* **Requirement**
The response must contain every line below in which "this" appears.

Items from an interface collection
======

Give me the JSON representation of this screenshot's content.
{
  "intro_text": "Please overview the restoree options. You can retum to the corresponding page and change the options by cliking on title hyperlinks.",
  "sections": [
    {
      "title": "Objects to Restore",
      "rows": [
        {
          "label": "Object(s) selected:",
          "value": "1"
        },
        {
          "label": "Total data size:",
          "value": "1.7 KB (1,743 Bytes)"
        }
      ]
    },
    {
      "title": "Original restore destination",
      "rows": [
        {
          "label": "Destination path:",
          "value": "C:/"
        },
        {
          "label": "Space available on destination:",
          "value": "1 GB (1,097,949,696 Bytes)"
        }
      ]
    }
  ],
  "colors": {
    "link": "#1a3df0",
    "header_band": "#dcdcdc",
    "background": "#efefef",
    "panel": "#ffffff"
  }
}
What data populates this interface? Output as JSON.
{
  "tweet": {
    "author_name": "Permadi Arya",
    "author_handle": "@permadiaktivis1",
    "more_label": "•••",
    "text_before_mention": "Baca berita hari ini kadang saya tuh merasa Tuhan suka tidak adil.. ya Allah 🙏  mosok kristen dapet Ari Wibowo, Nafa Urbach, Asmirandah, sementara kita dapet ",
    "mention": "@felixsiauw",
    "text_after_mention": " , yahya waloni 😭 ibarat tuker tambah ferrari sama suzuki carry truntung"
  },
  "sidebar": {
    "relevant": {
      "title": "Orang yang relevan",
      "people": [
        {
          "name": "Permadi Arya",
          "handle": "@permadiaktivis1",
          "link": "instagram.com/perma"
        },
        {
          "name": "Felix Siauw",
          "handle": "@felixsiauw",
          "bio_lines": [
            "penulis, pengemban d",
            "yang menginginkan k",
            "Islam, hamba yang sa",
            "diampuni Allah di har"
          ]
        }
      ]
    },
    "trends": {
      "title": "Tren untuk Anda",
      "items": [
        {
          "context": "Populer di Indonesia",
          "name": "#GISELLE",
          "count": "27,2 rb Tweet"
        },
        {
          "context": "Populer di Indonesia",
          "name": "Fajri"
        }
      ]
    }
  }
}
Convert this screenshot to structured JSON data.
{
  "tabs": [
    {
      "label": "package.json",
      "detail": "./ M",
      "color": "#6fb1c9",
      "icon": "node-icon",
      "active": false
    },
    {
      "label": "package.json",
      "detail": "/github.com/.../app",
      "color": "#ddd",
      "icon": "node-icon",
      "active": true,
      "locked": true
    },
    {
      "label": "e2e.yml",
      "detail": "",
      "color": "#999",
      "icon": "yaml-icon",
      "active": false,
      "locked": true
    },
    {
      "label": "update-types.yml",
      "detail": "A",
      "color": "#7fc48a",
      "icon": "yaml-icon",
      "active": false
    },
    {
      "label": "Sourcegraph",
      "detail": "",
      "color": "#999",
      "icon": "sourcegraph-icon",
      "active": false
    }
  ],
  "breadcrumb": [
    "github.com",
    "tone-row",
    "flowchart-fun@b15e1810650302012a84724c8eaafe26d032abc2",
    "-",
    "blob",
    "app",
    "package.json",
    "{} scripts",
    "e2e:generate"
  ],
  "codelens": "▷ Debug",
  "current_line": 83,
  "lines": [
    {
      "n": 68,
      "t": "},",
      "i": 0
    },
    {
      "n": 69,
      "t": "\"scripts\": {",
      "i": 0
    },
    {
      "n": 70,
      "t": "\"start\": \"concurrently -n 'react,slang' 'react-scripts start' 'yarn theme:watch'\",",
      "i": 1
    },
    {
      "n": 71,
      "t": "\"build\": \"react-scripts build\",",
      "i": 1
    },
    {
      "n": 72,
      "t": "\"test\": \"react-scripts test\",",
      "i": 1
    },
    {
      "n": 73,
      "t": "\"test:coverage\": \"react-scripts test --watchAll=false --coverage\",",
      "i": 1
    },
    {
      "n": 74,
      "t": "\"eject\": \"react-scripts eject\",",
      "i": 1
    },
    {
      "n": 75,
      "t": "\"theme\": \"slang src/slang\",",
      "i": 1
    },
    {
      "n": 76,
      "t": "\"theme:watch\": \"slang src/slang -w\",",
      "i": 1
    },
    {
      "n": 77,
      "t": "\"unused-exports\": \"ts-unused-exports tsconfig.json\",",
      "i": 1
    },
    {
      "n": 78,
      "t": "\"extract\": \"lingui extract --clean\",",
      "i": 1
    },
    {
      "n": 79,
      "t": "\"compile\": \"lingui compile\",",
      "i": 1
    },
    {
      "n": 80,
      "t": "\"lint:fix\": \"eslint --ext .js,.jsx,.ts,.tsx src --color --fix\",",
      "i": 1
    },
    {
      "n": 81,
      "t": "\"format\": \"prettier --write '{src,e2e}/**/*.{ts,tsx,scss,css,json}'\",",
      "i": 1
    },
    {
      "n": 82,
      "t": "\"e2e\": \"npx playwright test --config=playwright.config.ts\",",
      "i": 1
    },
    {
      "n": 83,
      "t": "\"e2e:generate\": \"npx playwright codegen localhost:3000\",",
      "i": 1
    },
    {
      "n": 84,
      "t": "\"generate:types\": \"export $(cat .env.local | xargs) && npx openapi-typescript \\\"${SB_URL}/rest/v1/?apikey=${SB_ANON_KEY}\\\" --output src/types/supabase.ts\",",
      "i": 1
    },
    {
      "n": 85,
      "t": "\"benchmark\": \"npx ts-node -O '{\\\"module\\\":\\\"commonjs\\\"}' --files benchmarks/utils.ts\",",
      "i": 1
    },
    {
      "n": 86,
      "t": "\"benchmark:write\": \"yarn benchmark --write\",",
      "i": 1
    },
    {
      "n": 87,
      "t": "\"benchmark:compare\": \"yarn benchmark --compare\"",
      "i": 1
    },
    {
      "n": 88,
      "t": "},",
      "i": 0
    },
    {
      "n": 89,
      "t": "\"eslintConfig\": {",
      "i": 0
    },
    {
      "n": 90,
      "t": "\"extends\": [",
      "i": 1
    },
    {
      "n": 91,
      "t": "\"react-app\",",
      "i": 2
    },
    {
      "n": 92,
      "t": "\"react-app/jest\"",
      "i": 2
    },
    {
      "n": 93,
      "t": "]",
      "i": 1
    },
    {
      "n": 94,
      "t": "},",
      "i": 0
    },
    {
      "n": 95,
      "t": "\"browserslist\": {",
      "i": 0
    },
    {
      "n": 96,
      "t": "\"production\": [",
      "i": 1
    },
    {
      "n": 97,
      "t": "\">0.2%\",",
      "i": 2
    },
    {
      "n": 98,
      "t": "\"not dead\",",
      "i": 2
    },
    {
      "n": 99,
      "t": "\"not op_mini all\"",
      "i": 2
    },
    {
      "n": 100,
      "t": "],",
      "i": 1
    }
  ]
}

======

* **Answer space**
Give me the JSON representation of this screenshot's content.
What data populates this interface? Output as JSON.
Convert this screenshot to structured JSON data.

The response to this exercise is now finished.